However, another huge crowd will cram into the Govan ground as normal this evening in the hope of seeing Rangers pull of an upset. Gerrard knows how important their vocal backing will be to his men.

“I see a determination and a focus to go and put a real good proud show on for our fans,” he said. “When these fans are behind us in this stadium we can find that level and we’re a good team.We can compete with anyone that rolls in here.

“The crowd will definitely be with us. They really appreciate the work and the effort that's gone in to get us to this stage. These were the nights that I wanted when I first came in the door and to try to bring the pride back amongst European competition. The players have earned that so I'm sure the fans are going to be right behind us and we're certainly going to need them.”

Neither Rangers or Leverkusen have been able to train at Ibrox ahead of tonight’s match due to the poor state of the playing surface. But Gerrard doesn’t feel it will impact on how the home team will approach the fixture.

Glasgow Times:

"It's not in fantastic condition,” he said. "It's been well documented the problems we've had with it due to the extreme weather we've had in the last eight to 12 weeks.
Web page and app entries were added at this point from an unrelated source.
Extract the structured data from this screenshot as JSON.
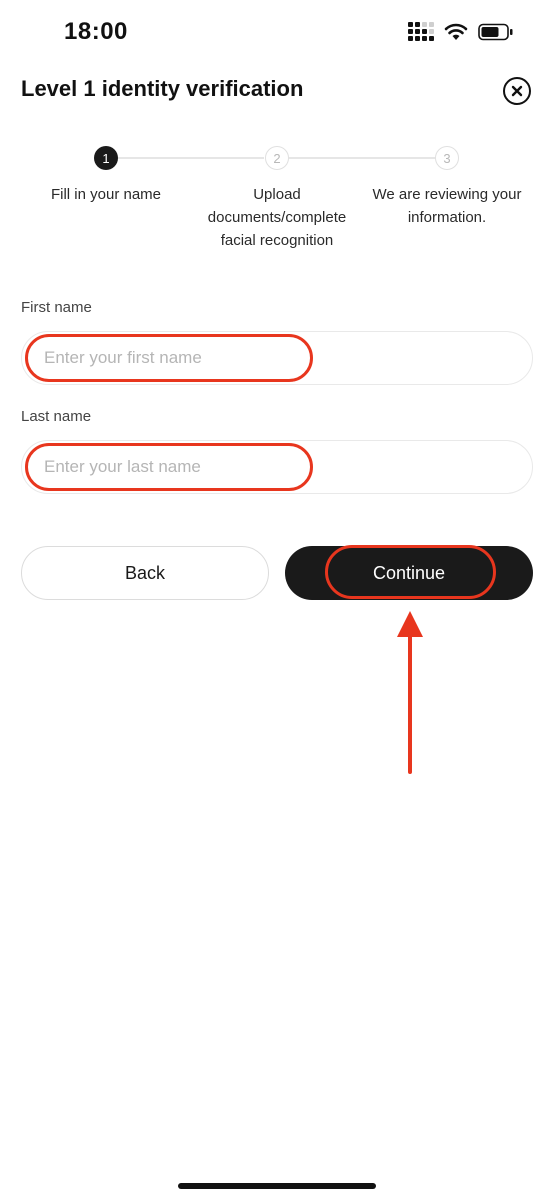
{
  "status_bar": {
    "time": "18:00",
    "signal_icon": "cellular-signal-icon",
    "wifi_icon": "wifi-icon",
    "battery_icon": "battery-icon"
  },
  "header": {
    "title": "Level 1 identity verification",
    "close_icon": "close-circle-icon"
  },
  "stepper": {
    "steps": [
      {
        "number": "1",
        "label": "Fill in your name",
        "active": true
      },
      {
        "number": "2",
        "label": "Upload documents/complete facial recognition",
        "active": false
      },
      {
        "number": "3",
        "label": "We are reviewing your information.",
        "active": false
      }
    ]
  },
  "form": {
    "first_name": {
      "label": "First name",
      "placeholder": "Enter your first name",
      "value": ""
    },
    "last_name": {
      "label": "Last name",
      "placeholder": "Enter your last name",
      "value": ""
    }
  },
  "buttons": {
    "back_label": "Back",
    "continue_label": "Continue"
  },
  "colors": {
    "annotation": "#e8361e",
    "primary_button": "#1a1a1a",
    "active_step": "#1a1a1a"
  }
}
The groundsmen and staff have been working tirelessly to improve it and it's slightly better than what it was when Braga came to town. The situation with the pitch is something which will be rectified in the future.

"We have to be sensible. If it is a wet night during the 90 minutes and the pitch does begin to cut up then obviously as a player you sometimes have to alter your decisions. But I don't think the pitch is in a way which forces us to tear apart our game-plan our own style. "